## [Task details]
The required answer is every line of the data containing the word "name".

════

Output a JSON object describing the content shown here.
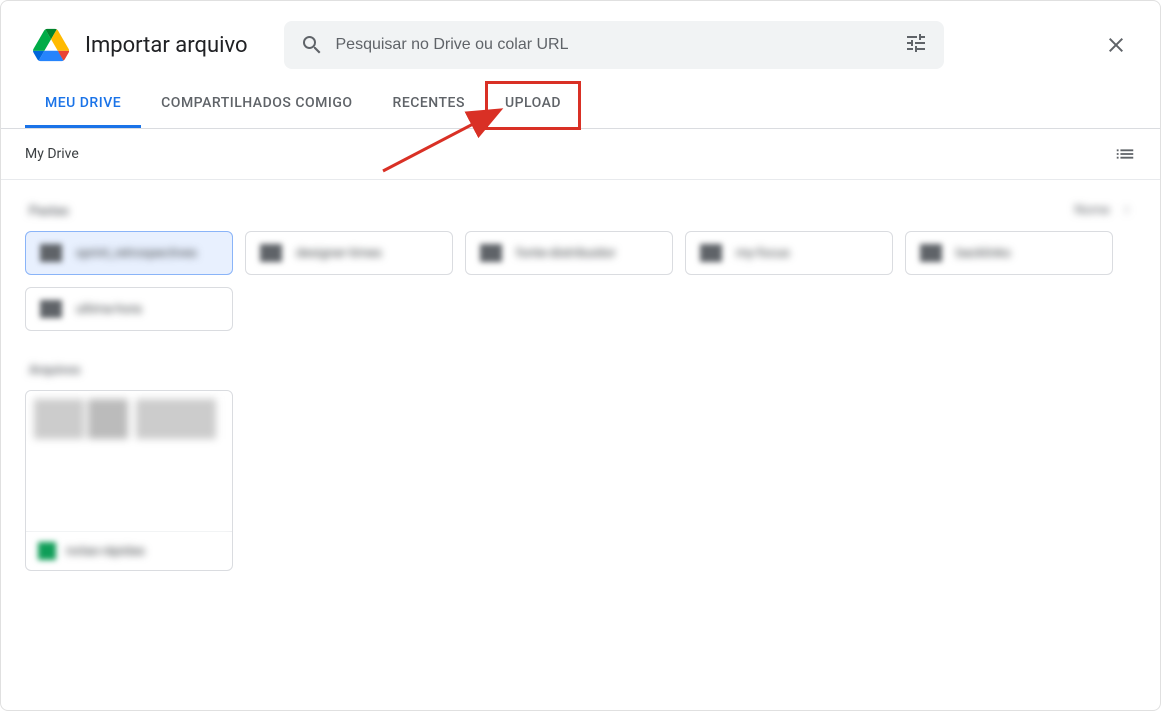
{
  "dialog": {
    "title": "Importar arquivo"
  },
  "search": {
    "placeholder": "Pesquisar no Drive ou colar URL",
    "value": ""
  },
  "tabs": {
    "my_drive": "MEU DRIVE",
    "shared": "COMPARTILHADOS COMIGO",
    "recent": "RECENTES",
    "upload": "UPLOAD"
  },
  "breadcrumb": "My Drive",
  "section": {
    "folders_label": "Pastas",
    "files_label": "Arquivos",
    "sort_label": "Nome",
    "sort_icon": "↑"
  },
  "folders": [
    {
      "name": "sprint_retrospectives"
    },
    {
      "name": "designer-times"
    },
    {
      "name": "fonte-distribuidor"
    },
    {
      "name": "my-focus"
    },
    {
      "name": "backlinks"
    },
    {
      "name": "ultima-hora"
    }
  ],
  "files": [
    {
      "name": "notas-rápidas"
    }
  ]
}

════

## [Task answer]
      "name": "sprint_retrospectives"
      "name": "designer-times"
      "name": "fonte-distribuidor"
      "name": "my-focus"
      "name": "backlinks"
      "name": "ultima-hora"
      "name": "notas-rápidas"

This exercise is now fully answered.